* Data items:
#####
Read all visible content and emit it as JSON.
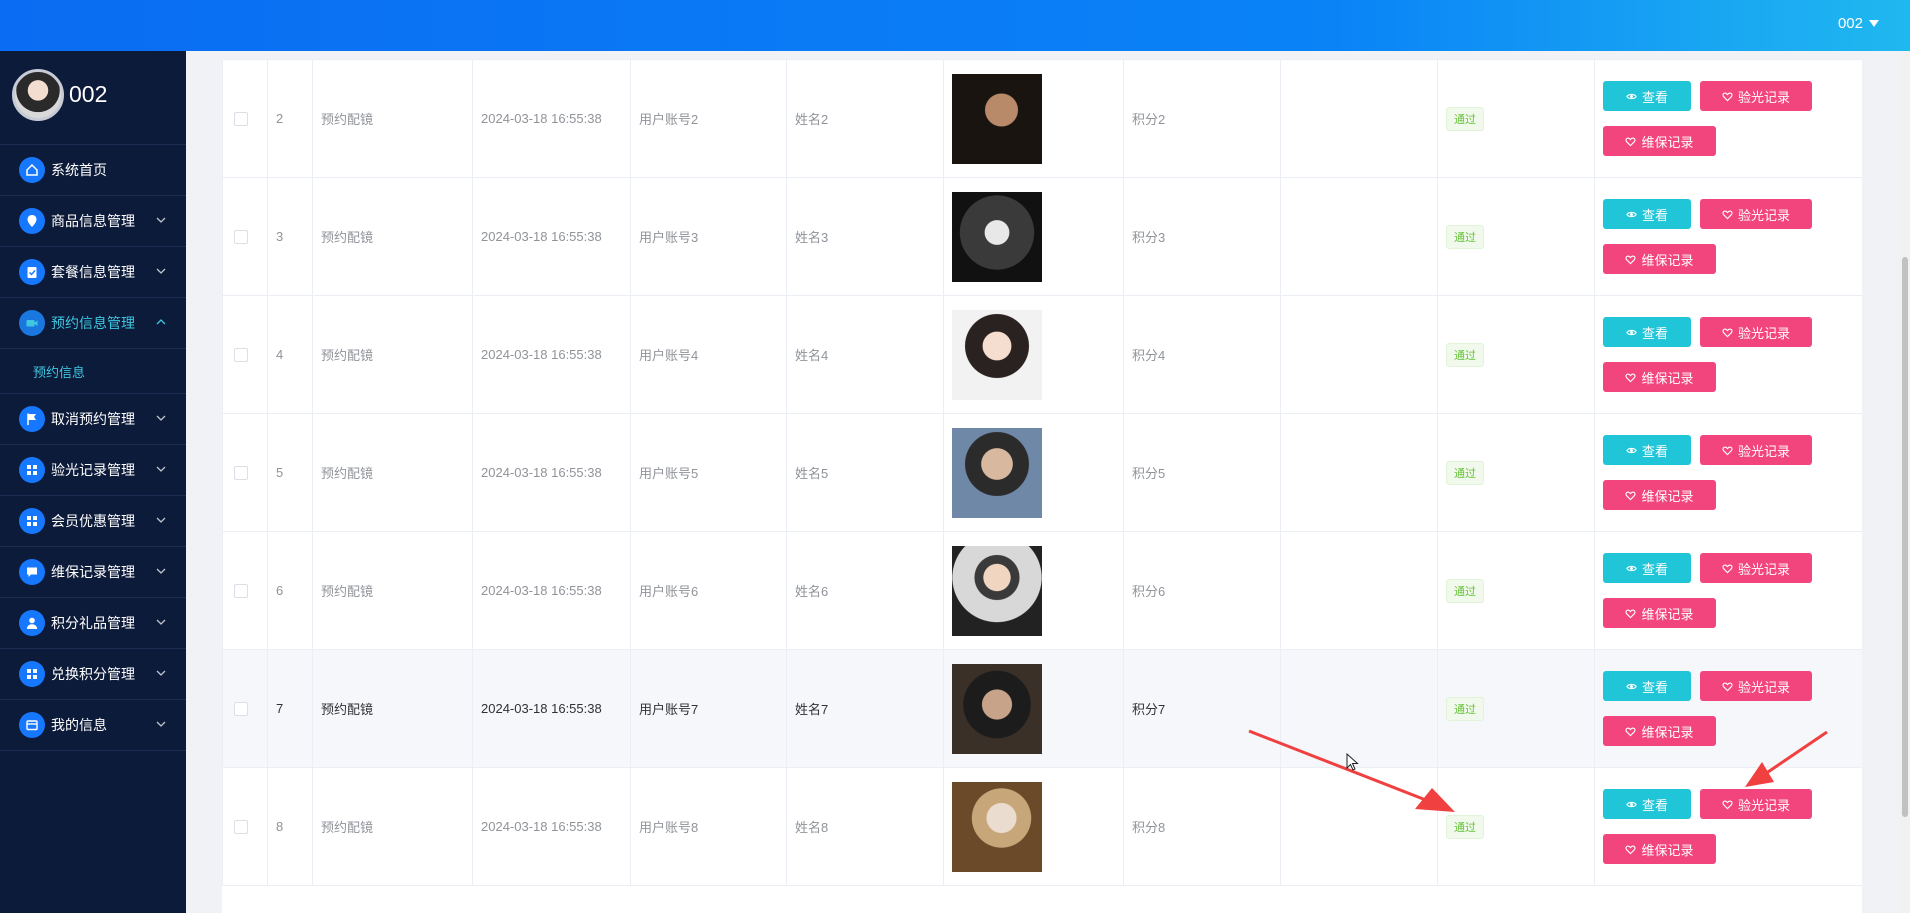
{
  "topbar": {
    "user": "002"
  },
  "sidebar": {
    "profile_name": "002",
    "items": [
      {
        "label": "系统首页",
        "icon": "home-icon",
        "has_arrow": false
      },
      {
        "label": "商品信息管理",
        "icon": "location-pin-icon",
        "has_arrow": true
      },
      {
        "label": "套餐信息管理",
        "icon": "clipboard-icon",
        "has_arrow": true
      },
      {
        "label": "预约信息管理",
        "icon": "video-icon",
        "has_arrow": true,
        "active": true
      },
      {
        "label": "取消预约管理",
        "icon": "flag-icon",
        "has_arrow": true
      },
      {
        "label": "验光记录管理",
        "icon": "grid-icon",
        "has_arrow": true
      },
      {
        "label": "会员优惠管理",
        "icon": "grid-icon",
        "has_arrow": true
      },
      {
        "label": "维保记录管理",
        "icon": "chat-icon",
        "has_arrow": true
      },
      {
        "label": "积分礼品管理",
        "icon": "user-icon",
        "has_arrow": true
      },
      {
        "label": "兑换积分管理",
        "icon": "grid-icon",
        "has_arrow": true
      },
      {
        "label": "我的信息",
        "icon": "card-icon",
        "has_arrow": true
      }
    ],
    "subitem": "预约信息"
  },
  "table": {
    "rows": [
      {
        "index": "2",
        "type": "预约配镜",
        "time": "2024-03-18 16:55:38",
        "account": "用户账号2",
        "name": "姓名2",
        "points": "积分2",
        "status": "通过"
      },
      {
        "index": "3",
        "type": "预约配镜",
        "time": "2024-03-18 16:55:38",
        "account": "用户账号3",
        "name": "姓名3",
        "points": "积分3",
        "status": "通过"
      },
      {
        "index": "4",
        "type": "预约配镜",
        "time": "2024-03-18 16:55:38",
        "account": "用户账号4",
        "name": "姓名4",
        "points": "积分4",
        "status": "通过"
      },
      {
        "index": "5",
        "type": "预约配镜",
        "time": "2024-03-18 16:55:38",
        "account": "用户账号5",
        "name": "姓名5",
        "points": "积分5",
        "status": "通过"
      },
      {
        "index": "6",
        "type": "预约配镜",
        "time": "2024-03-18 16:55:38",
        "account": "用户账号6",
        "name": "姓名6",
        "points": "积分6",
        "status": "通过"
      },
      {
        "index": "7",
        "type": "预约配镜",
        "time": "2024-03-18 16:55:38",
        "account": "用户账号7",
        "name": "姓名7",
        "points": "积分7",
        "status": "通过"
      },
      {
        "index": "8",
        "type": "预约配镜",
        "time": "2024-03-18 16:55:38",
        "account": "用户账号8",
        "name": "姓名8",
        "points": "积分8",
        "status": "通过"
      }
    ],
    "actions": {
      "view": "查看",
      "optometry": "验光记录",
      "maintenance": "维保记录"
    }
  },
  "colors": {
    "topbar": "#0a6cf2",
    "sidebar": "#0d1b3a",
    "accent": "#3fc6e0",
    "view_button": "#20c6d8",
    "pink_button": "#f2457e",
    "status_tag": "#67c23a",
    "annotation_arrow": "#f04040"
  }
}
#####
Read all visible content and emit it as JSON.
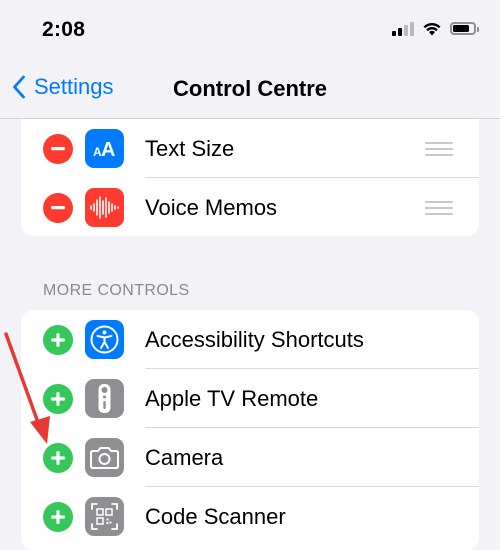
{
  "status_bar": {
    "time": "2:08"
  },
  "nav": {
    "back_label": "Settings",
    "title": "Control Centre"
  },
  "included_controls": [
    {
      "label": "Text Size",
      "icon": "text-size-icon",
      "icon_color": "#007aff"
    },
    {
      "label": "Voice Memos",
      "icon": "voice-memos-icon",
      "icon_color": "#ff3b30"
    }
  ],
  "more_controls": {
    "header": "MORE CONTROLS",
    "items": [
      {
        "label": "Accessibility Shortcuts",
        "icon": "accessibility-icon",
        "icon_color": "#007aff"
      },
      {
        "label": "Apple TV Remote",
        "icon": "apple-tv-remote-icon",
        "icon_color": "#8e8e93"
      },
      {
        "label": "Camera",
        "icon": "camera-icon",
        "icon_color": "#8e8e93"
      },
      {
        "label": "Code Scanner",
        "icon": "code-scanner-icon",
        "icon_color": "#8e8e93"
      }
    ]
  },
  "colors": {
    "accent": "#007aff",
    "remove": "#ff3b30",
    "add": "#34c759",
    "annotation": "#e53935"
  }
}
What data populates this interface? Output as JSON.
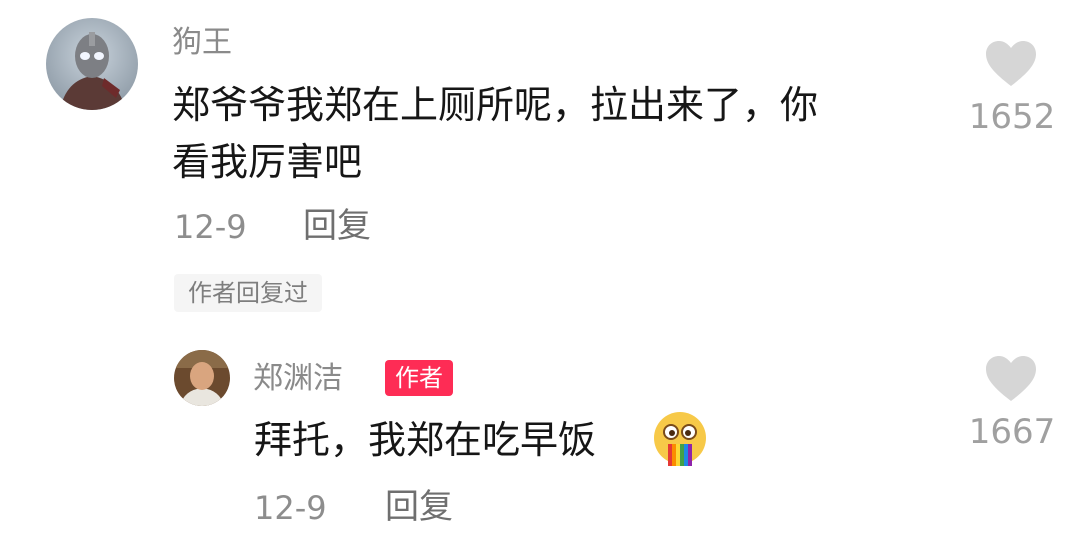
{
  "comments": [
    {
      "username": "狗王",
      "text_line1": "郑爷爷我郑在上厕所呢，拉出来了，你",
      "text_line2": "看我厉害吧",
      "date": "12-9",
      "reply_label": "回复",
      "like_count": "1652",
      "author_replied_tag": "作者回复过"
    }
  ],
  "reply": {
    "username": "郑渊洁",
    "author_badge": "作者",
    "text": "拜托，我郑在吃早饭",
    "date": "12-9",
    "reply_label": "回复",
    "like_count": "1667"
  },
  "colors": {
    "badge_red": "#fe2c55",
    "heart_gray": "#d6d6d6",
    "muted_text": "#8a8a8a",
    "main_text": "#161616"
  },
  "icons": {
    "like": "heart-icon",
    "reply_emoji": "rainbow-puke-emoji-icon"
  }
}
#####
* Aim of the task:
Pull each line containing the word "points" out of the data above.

* Solved exercise:
        "points": "积分2",
        "points": "积分3",
        "points": "积分4",
        "points": "积分5",
        "points": "积分6",
        "points": "积分7",
        "points": "积分8",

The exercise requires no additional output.